Chicago’s airports have warned fliers to arrive three hours ahead of their departure time, and some passengers have stood in lines longer than their actual flight time. Thousands of travelers have missed their flights over the past several months.
Passengers are angry. But there’s plenty of blame to go around:
As passenger count has increased over the years, TSA’s manpower has dwindled.
In 2013, the agency, which is part of Homeland Security, said it had around 47,000 screeners to handle 643 million passengers. This year, it has 42,525 agents to screen an estimated 740 million travelers. That’s a nearly 10% drop in staff to handle 15% more passengers.
The TSA recently announced it will hire 768 new officers by mid-June and increase overtime and part-time hours. But that might not be enough.
The union that represents TSA workers claims it will take 6,000 new full-time screeners to help ease checkpoint lines.
Security checkpoint lanes are often closed because of staffing shortages, according to Hydrick Thomas, a TSA worker at New York’s JFK airport and TSA Council president for the American Federation of Government Employees.
He said the JetBlue terminal at JFK has 21 security lanes, but only enough agents to have seven lanes open.
“All these big airports, you never see all the lanes open,” he said.
He added that some workers are being forced to skip their breaks because of the long lines.
The TSA also ended a screening policy last fall that allowed agents to filter selected passengers into the TSA PreCheck line that helped control the lines.
The long lines have pushed major airports to threaten to hire private security workers.
The TSA has also tends to lag when it comes to the use of technology and big data analytics to coordinate staffing levels and scheduling, noted Samuel Engel, head of the aviation group at ?ICF International.
“The TSA is not on the forefront of that kind of advanced planning and they are probably using models a little more reactive rather than predicative.”
Airlines have been expanding and adding new routes.
While that’s good news for fliers in the form of more flying options and lower ticket prices, the increased traffic is creating bottlenecks at airports.
“There are hundreds of flights leaving minutes behind each other.

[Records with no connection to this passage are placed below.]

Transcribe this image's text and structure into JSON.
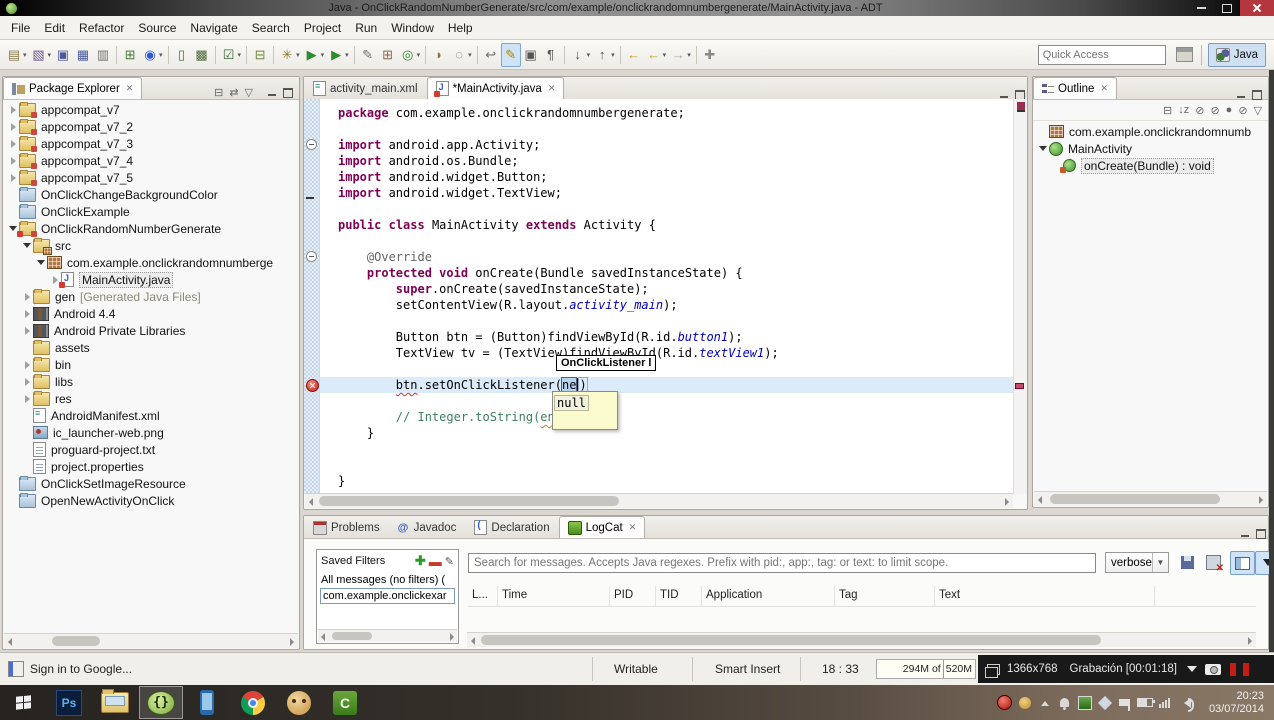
{
  "window": {
    "title": "Java - OnClickRandomNumberGenerate/src/com/example/onclickrandomnumbergenerate/MainActivity.java - ADT"
  },
  "menu": {
    "items": [
      "File",
      "Edit",
      "Refactor",
      "Source",
      "Navigate",
      "Search",
      "Project",
      "Run",
      "Window",
      "Help"
    ]
  },
  "toolbar": {
    "quick_access_placeholder": "Quick Access",
    "perspective_label": "Java",
    "icons": [
      {
        "name": "new-wizard",
        "glyph": "▤",
        "color": "#8a7a4a",
        "drop": true
      },
      {
        "name": "new-java-class-wizard",
        "glyph": "▧",
        "color": "#6a5a8a",
        "drop": true
      },
      {
        "name": "save",
        "glyph": "▣",
        "color": "#4a5a9a"
      },
      {
        "name": "save-all",
        "glyph": "▦",
        "color": "#4a5a9a"
      },
      {
        "name": "print",
        "glyph": "▥",
        "color": "#707070"
      },
      {
        "name": "android-sdk-manager",
        "glyph": "⊞",
        "color": "#4a7a3a",
        "sep": true
      },
      {
        "name": "avd-manager",
        "glyph": "◉",
        "color": "#2a5adf",
        "drop": true
      },
      {
        "name": "android-device",
        "glyph": "▯",
        "color": "#3a7a3a",
        "sep": true
      },
      {
        "name": "android-emulator",
        "glyph": "▩",
        "color": "#4a6a3a"
      },
      {
        "name": "run-last-launched",
        "glyph": "☑",
        "color": "#3a6a3a",
        "drop": true,
        "sep": true
      },
      {
        "name": "new-android-app",
        "glyph": "⊟",
        "color": "#6a8a3a",
        "sep": true
      },
      {
        "name": "debug",
        "glyph": "✳",
        "color": "#8a7a2a",
        "drop": true,
        "sep": true
      },
      {
        "name": "run",
        "glyph": "▶",
        "color": "#2e8b2e",
        "drop": true
      },
      {
        "name": "run-external-tools",
        "glyph": "▶",
        "color": "#2e8b2e",
        "drop": true
      },
      {
        "name": "java-search",
        "glyph": "✎",
        "color": "#707070",
        "sep": true
      },
      {
        "name": "new-java-package",
        "glyph": "⊞",
        "color": "#8a6a4a"
      },
      {
        "name": "new-java-class",
        "glyph": "◎",
        "color": "#2e8b2e",
        "drop": true
      },
      {
        "name": "open-type",
        "glyph": "◗",
        "color": "#8a7a3a",
        "sep": true
      },
      {
        "name": "search",
        "glyph": "◌",
        "color": "#666666",
        "drop": true
      },
      {
        "name": "last-edit-location",
        "glyph": "↩",
        "color": "#707070",
        "sep": true
      },
      {
        "name": "mark-occurrences",
        "glyph": "✎",
        "color": "#a88a00",
        "toggled": true
      },
      {
        "name": "show-source",
        "glyph": "▣",
        "color": "#555555"
      },
      {
        "name": "show-whitespace",
        "glyph": "¶",
        "color": "#555555"
      },
      {
        "name": "next-annotation",
        "glyph": "↓",
        "color": "#555555",
        "drop": true,
        "sep": true
      },
      {
        "name": "previous-annotation",
        "glyph": "↑",
        "color": "#555555",
        "drop": true
      },
      {
        "name": "back-to-mainactivity",
        "glyph": "←",
        "color": "#c8a020",
        "sep": true
      },
      {
        "name": "back",
        "glyph": "←",
        "color": "#c8a020",
        "drop": true
      },
      {
        "name": "forward",
        "glyph": "→",
        "color": "#aaaaaa",
        "drop": true
      },
      {
        "name": "pin-editor",
        "glyph": "✚",
        "color": "#888888",
        "sep": true
      }
    ]
  },
  "package_explorer": {
    "title": "Package Explorer",
    "items": [
      {
        "label": "appcompat_v7",
        "icon": "javaproj",
        "indent": 0,
        "state": "collapsed"
      },
      {
        "label": "appcompat_v7_2",
        "icon": "javaproj",
        "indent": 0,
        "state": "collapsed"
      },
      {
        "label": "appcompat_v7_3",
        "icon": "javaproj",
        "indent": 0,
        "state": "collapsed"
      },
      {
        "label": "appcompat_v7_4",
        "icon": "javaproj",
        "indent": 0,
        "state": "collapsed"
      },
      {
        "label": "appcompat_v7_5",
        "icon": "javaproj",
        "indent": 0,
        "state": "collapsed"
      },
      {
        "label": "OnClickChangeBackgroundColor",
        "icon": "closedproj",
        "indent": 0,
        "state": "leaf"
      },
      {
        "label": "OnClickExample",
        "icon": "closedproj",
        "indent": 0,
        "state": "leaf"
      },
      {
        "label": "OnClickRandomNumberGenerate",
        "icon": "javaproj",
        "indent": 0,
        "state": "expanded",
        "badge": true
      },
      {
        "label": "src",
        "icon": "src",
        "indent": 1,
        "state": "expanded"
      },
      {
        "label": "com.example.onclickrandomnumberge",
        "icon": "package",
        "indent": 2,
        "state": "expanded"
      },
      {
        "label": "MainActivity.java",
        "icon": "javafile",
        "indent": 3,
        "state": "collapsed",
        "badge": true,
        "selected": true
      },
      {
        "label": "gen",
        "icon": "gen",
        "indent": 1,
        "state": "collapsed",
        "note": "[Generated Java Files]"
      },
      {
        "label": "Android 4.4",
        "icon": "lib",
        "indent": 1,
        "state": "collapsed"
      },
      {
        "label": "Android Private Libraries",
        "icon": "lib",
        "indent": 1,
        "state": "collapsed"
      },
      {
        "label": "assets",
        "icon": "folder",
        "indent": 1,
        "state": "leaf"
      },
      {
        "label": "bin",
        "icon": "folder",
        "indent": 1,
        "state": "collapsed"
      },
      {
        "label": "libs",
        "icon": "folder",
        "indent": 1,
        "state": "collapsed"
      },
      {
        "label": "res",
        "icon": "folder",
        "indent": 1,
        "state": "collapsed"
      },
      {
        "label": "AndroidManifest.xml",
        "icon": "xmlfile",
        "indent": 1,
        "state": "leaf"
      },
      {
        "label": "ic_launcher-web.png",
        "icon": "img",
        "indent": 1,
        "state": "leaf"
      },
      {
        "label": "proguard-project.txt",
        "icon": "txt",
        "indent": 1,
        "state": "leaf"
      },
      {
        "label": "project.properties",
        "icon": "txt",
        "indent": 1,
        "state": "leaf"
      },
      {
        "label": "OnClickSetImageResource",
        "icon": "closedproj",
        "indent": 0,
        "state": "leaf"
      },
      {
        "label": "OpenNewActivityOnClick",
        "icon": "closedproj",
        "indent": 0,
        "state": "leaf"
      }
    ]
  },
  "editor": {
    "tabs": [
      {
        "label": "activity_main.xml",
        "icon": "xmlfile",
        "active": false
      },
      {
        "label": "*MainActivity.java",
        "icon": "javafile",
        "active": true,
        "closable": true
      }
    ],
    "tooltip_text": "OnClickListener l",
    "completion_item": "null",
    "code_lines": [
      {
        "segs": [
          [
            "k",
            "package"
          ],
          [
            "p",
            " com.example.onclickrandomnumbergenerate;"
          ]
        ]
      },
      {
        "segs": []
      },
      {
        "gutter": "fold",
        "segs": [
          [
            "k",
            "import"
          ],
          [
            "p",
            " android.app.Activity;"
          ]
        ]
      },
      {
        "segs": [
          [
            "k",
            "import"
          ],
          [
            "p",
            " android.os.Bundle;"
          ]
        ]
      },
      {
        "segs": [
          [
            "k",
            "import"
          ],
          [
            "p",
            " android.widget.Button;"
          ]
        ]
      },
      {
        "gutter": "stub",
        "segs": [
          [
            "k",
            "import"
          ],
          [
            "p",
            " android.widget.TextView;"
          ]
        ]
      },
      {
        "segs": []
      },
      {
        "segs": [
          [
            "k",
            "public"
          ],
          [
            "p",
            " "
          ],
          [
            "k",
            "class"
          ],
          [
            "p",
            " MainActivity "
          ],
          [
            "k",
            "extends"
          ],
          [
            "p",
            " Activity {"
          ]
        ]
      },
      {
        "segs": []
      },
      {
        "gutter": "fold",
        "segs": [
          [
            "a",
            "    @Override"
          ]
        ]
      },
      {
        "segs": [
          [
            "p",
            "    "
          ],
          [
            "k",
            "protected"
          ],
          [
            "p",
            " "
          ],
          [
            "k",
            "void"
          ],
          [
            "p",
            " onCreate(Bundle savedInstanceState) {"
          ]
        ]
      },
      {
        "segs": [
          [
            "p",
            "        "
          ],
          [
            "k",
            "super"
          ],
          [
            "p",
            ".onCreate(savedInstanceState);"
          ]
        ]
      },
      {
        "segs": [
          [
            "p",
            "        setContentView(R.layout."
          ],
          [
            "f",
            "activity_main"
          ],
          [
            "p",
            ");"
          ]
        ]
      },
      {
        "segs": []
      },
      {
        "segs": [
          [
            "p",
            "        Button btn = (Button)findViewById(R.id."
          ],
          [
            "f",
            "button1"
          ],
          [
            "p",
            ");"
          ]
        ]
      },
      {
        "segs": [
          [
            "p",
            "        TextView tv = (TextView)findViewById(R.id."
          ],
          [
            "f",
            "textView1"
          ],
          [
            "p",
            ");"
          ]
        ]
      },
      {
        "segs": []
      },
      {
        "gutter": "error",
        "current": true,
        "segs": [
          [
            "p",
            "        "
          ],
          [
            "e",
            "btn"
          ],
          [
            "p",
            ".setOnClickListener("
          ],
          [
            "sel",
            "ne"
          ],
          [
            "cur",
            ""
          ],
          [
            "br",
            ")"
          ]
        ]
      },
      {
        "segs": []
      },
      {
        "segs": [
          [
            "c",
            "        // Integer.toString("
          ],
          [
            "ce",
            "ent"
          ]
        ]
      },
      {
        "segs": [
          [
            "p",
            "    }"
          ]
        ]
      },
      {
        "segs": []
      },
      {
        "segs": []
      },
      {
        "segs": [
          [
            "p",
            "}"
          ]
        ]
      }
    ]
  },
  "outline": {
    "title": "Outline",
    "items": [
      {
        "label": "com.example.onclickrandomnumb",
        "icon": "package",
        "indent": 0,
        "state": "leaf"
      },
      {
        "label": "MainActivity",
        "icon": "class",
        "indent": 0,
        "state": "expanded"
      },
      {
        "label": "onCreate(Bundle) : void",
        "icon": "method",
        "indent": 1,
        "state": "leaf",
        "selected": true
      }
    ]
  },
  "bottom_panel": {
    "tabs": [
      {
        "label": "Problems",
        "icon": "problems",
        "active": false
      },
      {
        "label": "Javadoc",
        "icon": "javadoc",
        "active": false
      },
      {
        "label": "Declaration",
        "icon": "decl",
        "active": false
      },
      {
        "label": "LogCat",
        "icon": "logcat",
        "active": true,
        "closable": true
      }
    ],
    "logcat": {
      "saved_filters_title": "Saved Filters",
      "filter_items": [
        "All messages (no filters) (",
        "com.example.onclickexar"
      ],
      "search_placeholder": "Search for messages. Accepts Java regexes. Prefix with pid:, app:, tag: or text: to limit scope.",
      "level_value": "verbose",
      "columns": [
        "L...",
        "Time",
        "PID",
        "TID",
        "Application",
        "Tag",
        "Text"
      ]
    }
  },
  "status_bar": {
    "signin_label": "Sign in to Google...",
    "writable": "Writable",
    "insert_mode": "Smart Insert",
    "caret_position": "18 : 33",
    "heap_used": "294M of",
    "heap_total": "520M"
  },
  "recorder_overlay": {
    "resolution": "1366x768",
    "recording_label": "Grabación [00:01:18]"
  },
  "taskbar": {
    "apps": [
      {
        "name": "photoshop",
        "glyph": "Ps"
      },
      {
        "name": "file-explorer"
      },
      {
        "name": "eclipse-adt",
        "glyph": "{}",
        "active": true
      },
      {
        "name": "phone-tool"
      },
      {
        "name": "chrome"
      },
      {
        "name": "messenger"
      },
      {
        "name": "camtasia",
        "glyph": "C"
      }
    ],
    "tray": [
      "record",
      "character",
      "hidden-icons",
      "notifications",
      "green-app",
      "network",
      "action-center",
      "battery",
      "signal",
      "volume"
    ],
    "clock_time": "20:23",
    "clock_date": "03/07/2014"
  }
}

That is creating a problem for us,” said Thomas. “There are not enough employees to accommodate all those flights.”
But airlines publish their flight schedules nearly a year in advance, according to Jean Medina, a spokesperson for Airlines for America, an airline industry group, so the TSA shouldn’t be surprised by the increased passenger volume.
Airlines have also tried to help by allocating workers to the security lines to help prepare passengers for screening.
Engel also noted that the airlines’ checked-baggage fees have increased the number of carry-on bags going through security, which can slow down the screening process.
Earlier this month, two U.S. senators sent a letter to a dozen airlines requesting they temporarily suspend the fees in an effort to reduce the congestion.
Some airports are are not equipped to handle the flood of travelers now moving through them.
“The number of passengers is growing faster than the infrastructure on the ground,” said Engel.
For instance, at Orlando International Airport, 40 million passengers are moving through a terminal built to handle 24 million. The airport is currently undergoing a $3 billion multi-year expansion project.
San Diego International Airport, which is expecting a nearly 6% increase in travelers in July and August, is building more parking since it’s current parking lot is frequently 105% full — with 5% of cars parked illegally.
At Hartsfield-Jackson Atlanta International, which experienced a record 101 million passengers in 2015, temporarily closed a four-lane security check point recently for a technology upgrade. TSA workers were shifted to the other checkpoints.
Yes, even travelers can play a role in the nightmare delays.
The summer months bring out “leisure travelers” — non-frequent fliers that aren’t always familiar with the screening process and can slow down the lines if they’re not prepared.
People who don’t move out of the way once they’re through security often lead to bottlenecks, too.
To help keep lines moving, passengers should remove their shoes and jackets before getting to the front of the line, and wear shoes that are easy to take off.